Reviews

Jul 31, 2010
unclesnapple (All reviews)
"No mystery is unsolvable. Truth smiles upon me!"

I feel it very necessary to say, I have not yet read anything written by Agatha Christie. I have no doubt that the original books were superior to this adaptation, and I can tell just from watching the show that the stories had an excellent source material. The main question for Christie fans will probably be, "How much adaptation decay is there?" I cannot answer this, only talk about how I felt as someone who was experiencing everything in this show as fresh and new.

In part to provide a common link between Miss Marple and Hercule Poirot, the lead detectives of our story, and also in part to give children a character with which to relate, we are introduced to Maybelle West, a 16-year old girl who is learning how to become a detective. Maybelle also comes along with the unfortunate companion of Oliver the duckling. Maybelle, when she's not being a horrible brat to her father, is mostly smiling and friendly and vapid. Fortunately, she doesn't intrude on the established stories very much.
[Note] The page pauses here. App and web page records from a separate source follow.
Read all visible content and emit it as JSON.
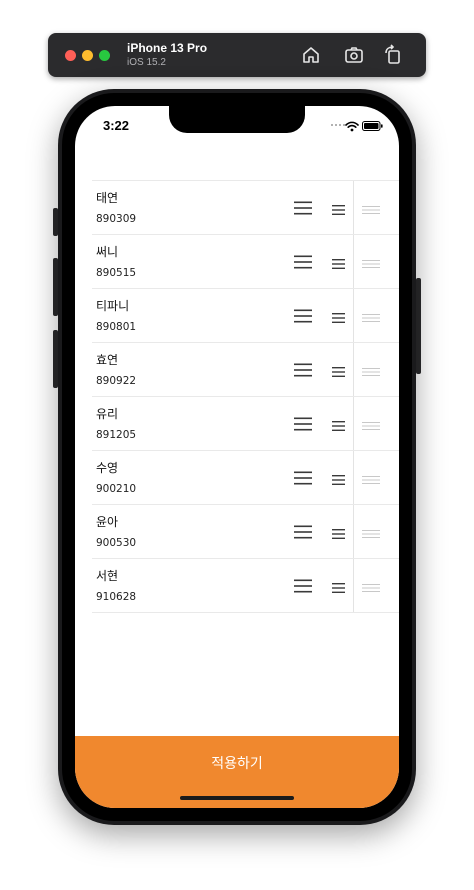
{
  "simulator": {
    "device_name": "iPhone 13 Pro",
    "os_version": "iOS 15.2",
    "icons": [
      "home-icon",
      "screenshot-icon",
      "rotate-icon"
    ]
  },
  "status_bar": {
    "time": "3:22",
    "icons": [
      "signal-dots-icon",
      "wifi-icon",
      "battery-icon"
    ]
  },
  "list": {
    "rows": [
      {
        "name": "태연",
        "number": "890309"
      },
      {
        "name": "써니",
        "number": "890515"
      },
      {
        "name": "티파니",
        "number": "890801"
      },
      {
        "name": "효연",
        "number": "890922"
      },
      {
        "name": "유리",
        "number": "891205"
      },
      {
        "name": "수영",
        "number": "900210"
      },
      {
        "name": "윤아",
        "number": "900530"
      },
      {
        "name": "서현",
        "number": "910628"
      }
    ],
    "row_icons": [
      "menu-large-icon",
      "menu-small-icon",
      "drag-handle-icon"
    ]
  },
  "footer": {
    "apply_label": "적용하기"
  },
  "colors": {
    "accent": "#f0882e",
    "toolbar": "#2b2b2d",
    "divider": "#e9e9e9"
  }
}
She assists Poirot and Marple, but I often times forget she is there. Oliver is harder to ignore, because when he pops his head out of his basket, the camera is squarely on him until he disappears. Oliver gets far too much screentime for a creature with zero purpose other than to be adorable.
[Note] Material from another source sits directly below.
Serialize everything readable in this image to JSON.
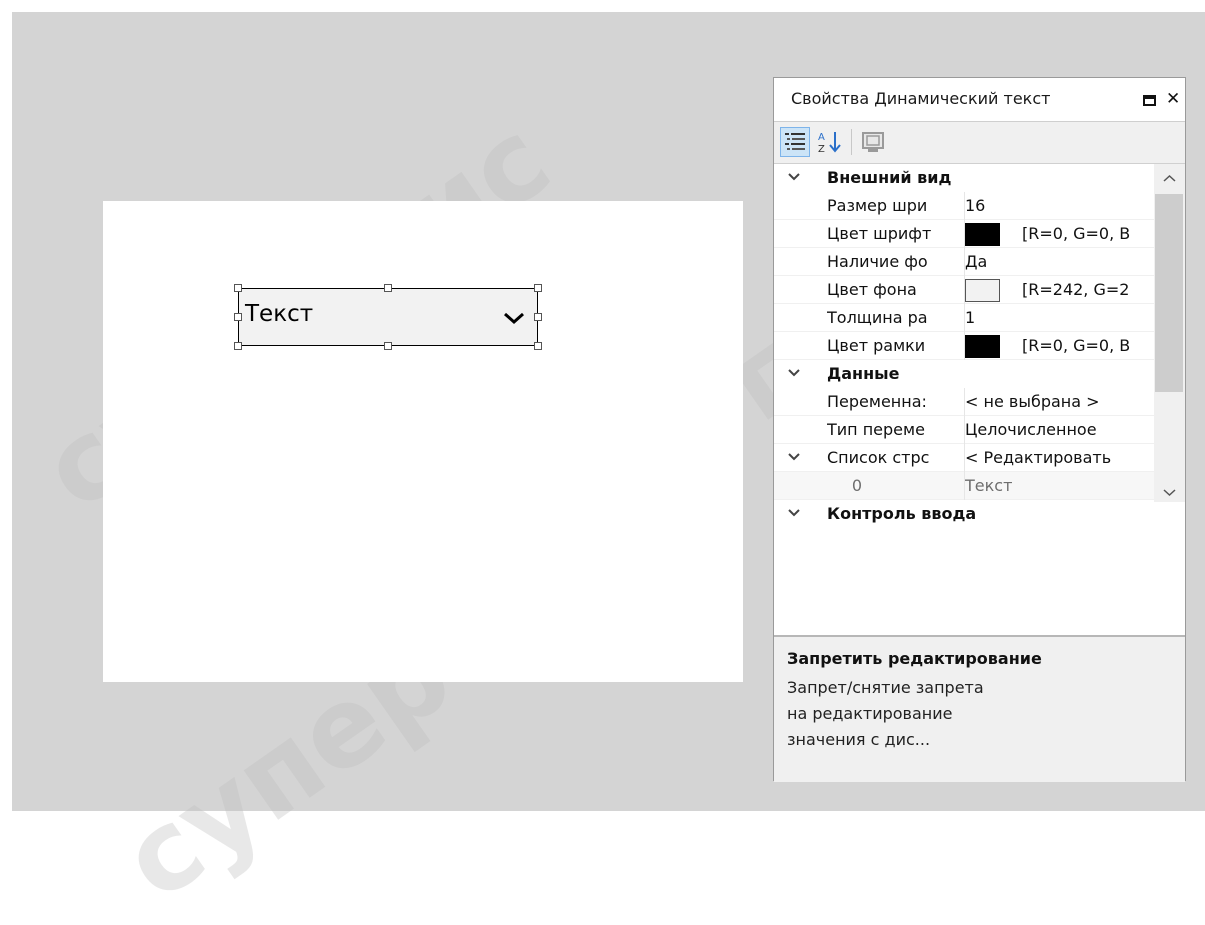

If like me you haven't read these stories before, don't think you won't be fooled just because this is a "kid's show." Yes, sometimes they add in extra clues, but for the most part these are riddles that will challenge an adult mind. Sometimes I correctly guessed a culprit and reasoned through it, and sometimes I didn't. That's probably the genius of Agatha Christie shining through.

At the heart and despite all the trimmings, this show is classic "whodunnit," with an ample side dish of "howdunnit." Marple and Poirot are both the kind of people who prefer to solve a crime with deduction than following breadcrumbs. So, instead of a crime story where breaks and new leads in the case are handed to us, we as viewers have to slowly gather facts and read suspects. There is almost zero action in this show, and that is just fine, because it kept my brain chugging along. The suspense is good enough to cut with a knife.

While the animation screams "low budget," it doesn't really hamper the show as there's no action to be animated anyway. A positive and surprising tip of the hat should go to the soundtrack, which I felt heightened the show quite a bit, including the OP. It's more than I would have expected for a show of this type.

Despite the simplicity of all the main characters, Marple and Poirot included, and the younger audience wrapping, there is a distinct satisfaction that I got from watching this show and trying to figure out how the bad guy did it, whether I'm right or wrong. Some of the cases are brilliant, and it's easier to watch four episodes than it is to read a novel (if you're the lazy type). You do not need a background of reading Christie stories to appreciate the mystery. The show actually has made me want to go to the bookstore and check out some of Agatha Christie's other work. So while certainly not perfect in translation, the core of this anime was solid enough for a fully grown adult like myself to enjoy watching it.